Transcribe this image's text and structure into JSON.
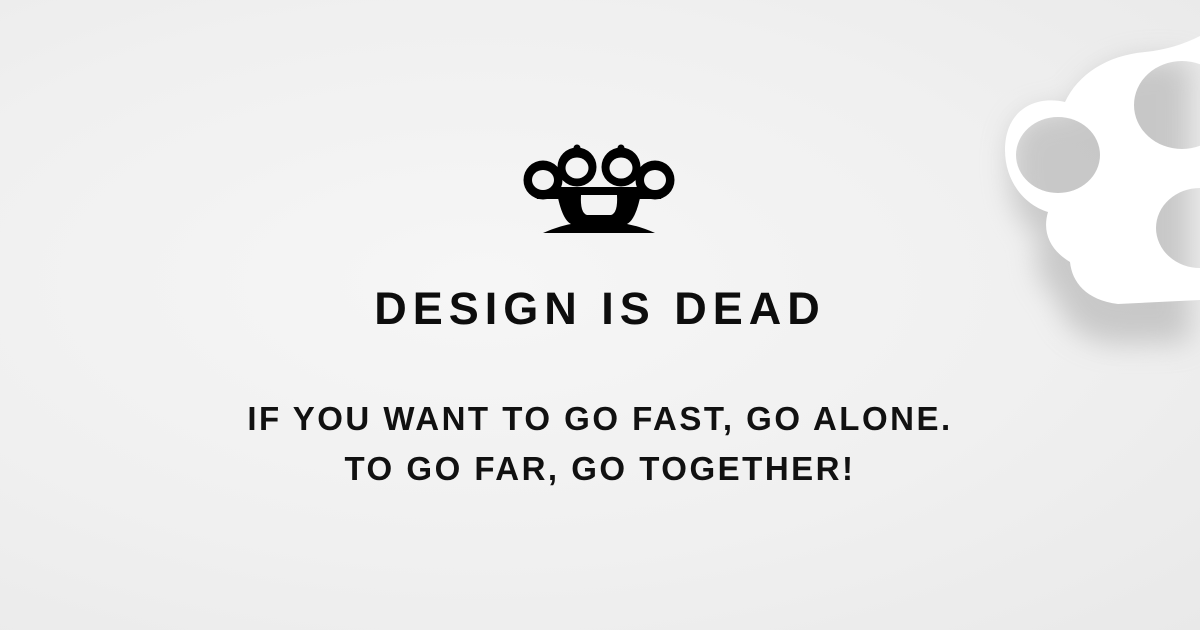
{
  "logo": {
    "icon": "brass-knuckles-icon",
    "color": "#000000"
  },
  "decoration": {
    "icon": "brass-knuckles-paper-cutout-icon",
    "color": "#ffffff"
  },
  "title": "DESIGN IS DEAD",
  "quote": {
    "line1": "IF YOU WANT TO GO FAST, GO ALONE.",
    "line2": "TO GO FAR, GO TOGETHER!"
  },
  "colors": {
    "background": "#f0f0f0",
    "text": "#111111"
  }
}
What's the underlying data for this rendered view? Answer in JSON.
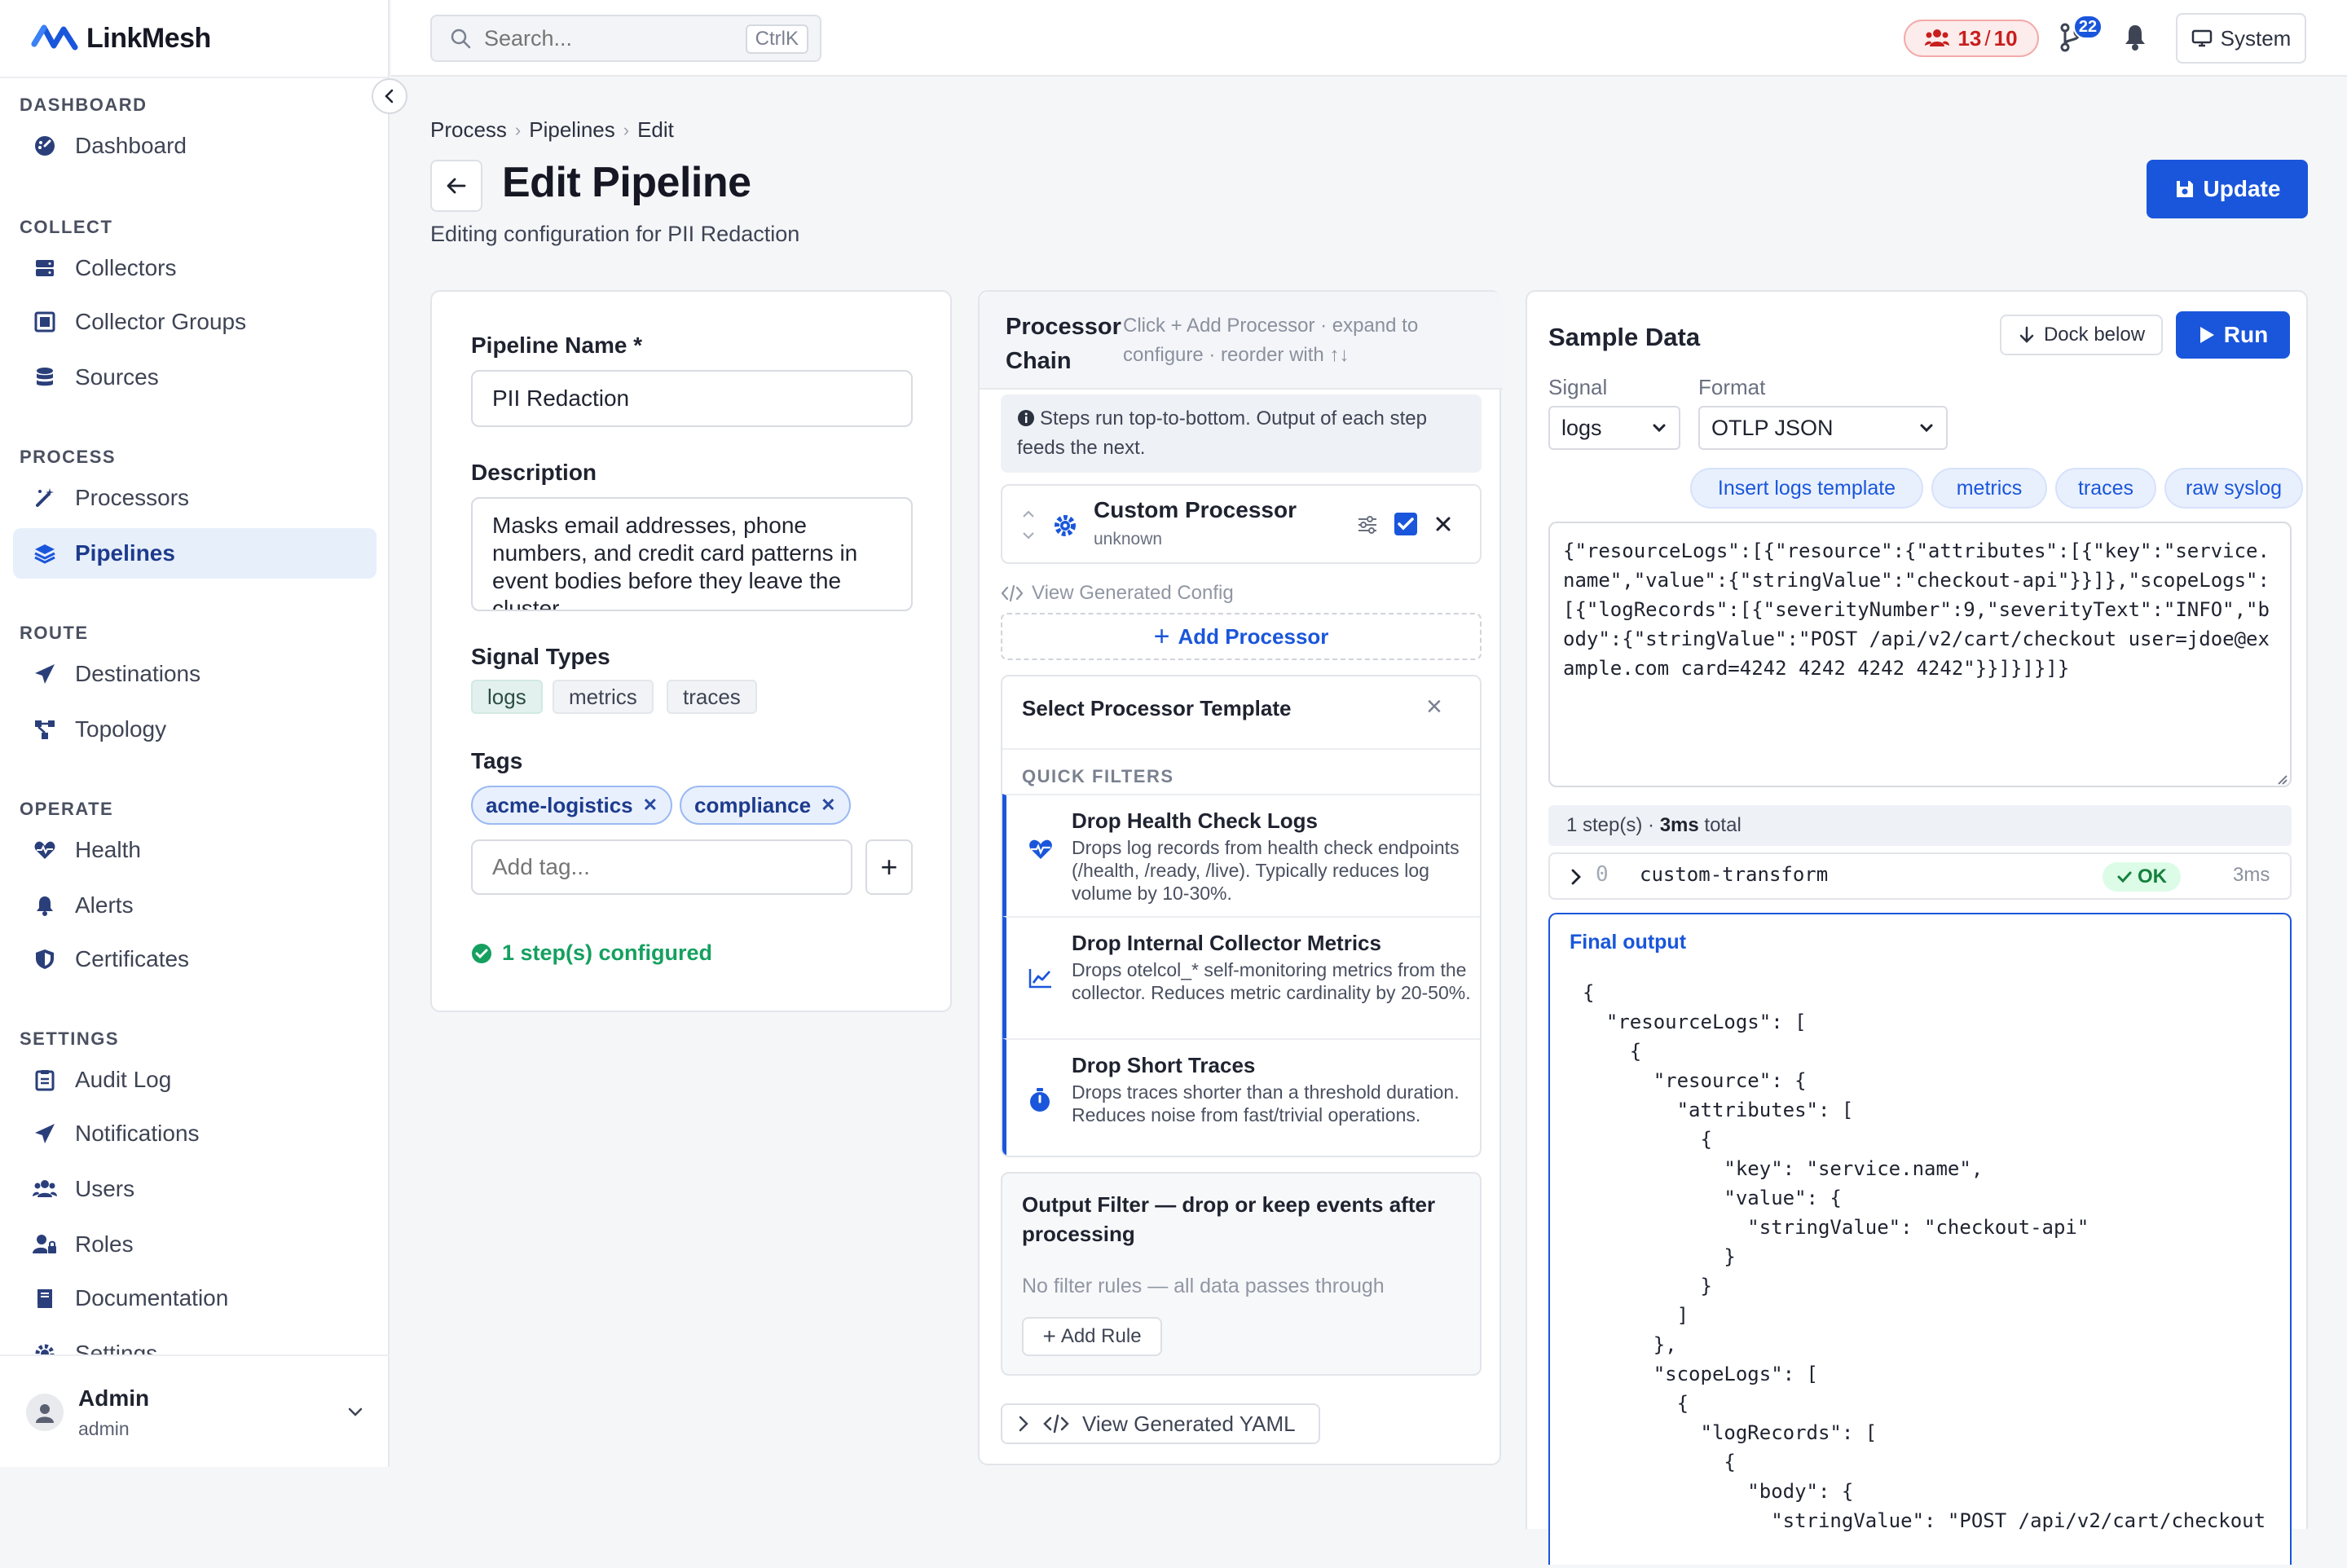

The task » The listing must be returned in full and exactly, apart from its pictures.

Exercise result »
Transcribe this image's text and structure into JSON.
{
  "logo": {
    "icon": "brass-knuckles-icon",
    "color": "#000000"
  },
  "decoration": {
    "icon": "brass-knuckles-paper-cutout-icon",
    "color": "#ffffff"
  },
  "title": "DESIGN IS DEAD",
  "quote": {
    "line1": "IF YOU WANT TO GO FAST, GO ALONE.",
    "line2": "TO GO FAR, GO TOGETHER!"
  },
  "colors": {
    "background": "#f0f0f0",
    "text": "#111111"
  }
}
What's the underlying data for this rendered view? Answer in JSON.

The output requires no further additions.